■ Problem to work on
Please read the records below and return each line holding the string "Extensiones".

■ Data excerpts
=== Section Start ===

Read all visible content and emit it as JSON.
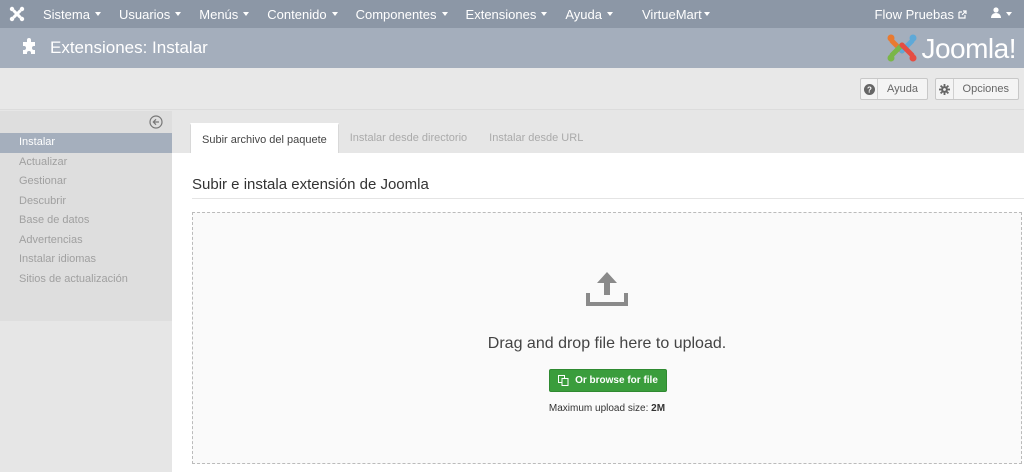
{
  "nav": {
    "items": [
      {
        "label": "Sistema",
        "caret": true
      },
      {
        "label": "Usuarios",
        "caret": true
      },
      {
        "label": "Menús",
        "caret": true
      },
      {
        "label": "Contenido",
        "caret": true
      },
      {
        "label": "Componentes",
        "caret": true
      },
      {
        "label": "Extensiones",
        "caret": true
      },
      {
        "label": "Ayuda",
        "caret": true
      },
      {
        "label": "VirtueMart",
        "caret": true
      }
    ],
    "site_label": "Flow Pruebas",
    "logo_icon": "joomla-logo-icon",
    "user_icon": "user-icon"
  },
  "header": {
    "title": "Extensiones: Instalar",
    "icon": "puzzle-icon",
    "brand": "Joomla!"
  },
  "toolbar": {
    "help_label": "Ayuda",
    "options_label": "Opciones"
  },
  "sidebar": {
    "items": [
      {
        "label": "Instalar",
        "active": true
      },
      {
        "label": "Actualizar",
        "active": false
      },
      {
        "label": "Gestionar",
        "active": false
      },
      {
        "label": "Descubrir",
        "active": false
      },
      {
        "label": "Base de datos",
        "active": false
      },
      {
        "label": "Advertencias",
        "active": false
      },
      {
        "label": "Instalar idiomas",
        "active": false
      },
      {
        "label": "Sitios de actualización",
        "active": false
      }
    ]
  },
  "tabs": [
    {
      "label": "Subir archivo del paquete",
      "active": true
    },
    {
      "label": "Instalar desde directorio",
      "active": false
    },
    {
      "label": "Instalar desde URL",
      "active": false
    }
  ],
  "upload": {
    "section_title": "Subir e instala extensión de Joomla",
    "drag_text": "Drag and drop file here to upload.",
    "browse_label": "Or browse for file",
    "max_size_label": "Maximum upload size:",
    "max_size_value": "2M"
  },
  "colors": {
    "navbar": "#8c97a6",
    "header": "#a4aebc",
    "active_sidebar": "#a5afbd",
    "browse_button": "#3a9d3c"
  }
}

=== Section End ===

■ Result
        "label": "Extensiones",
    "title": "Extensiones: Instalar",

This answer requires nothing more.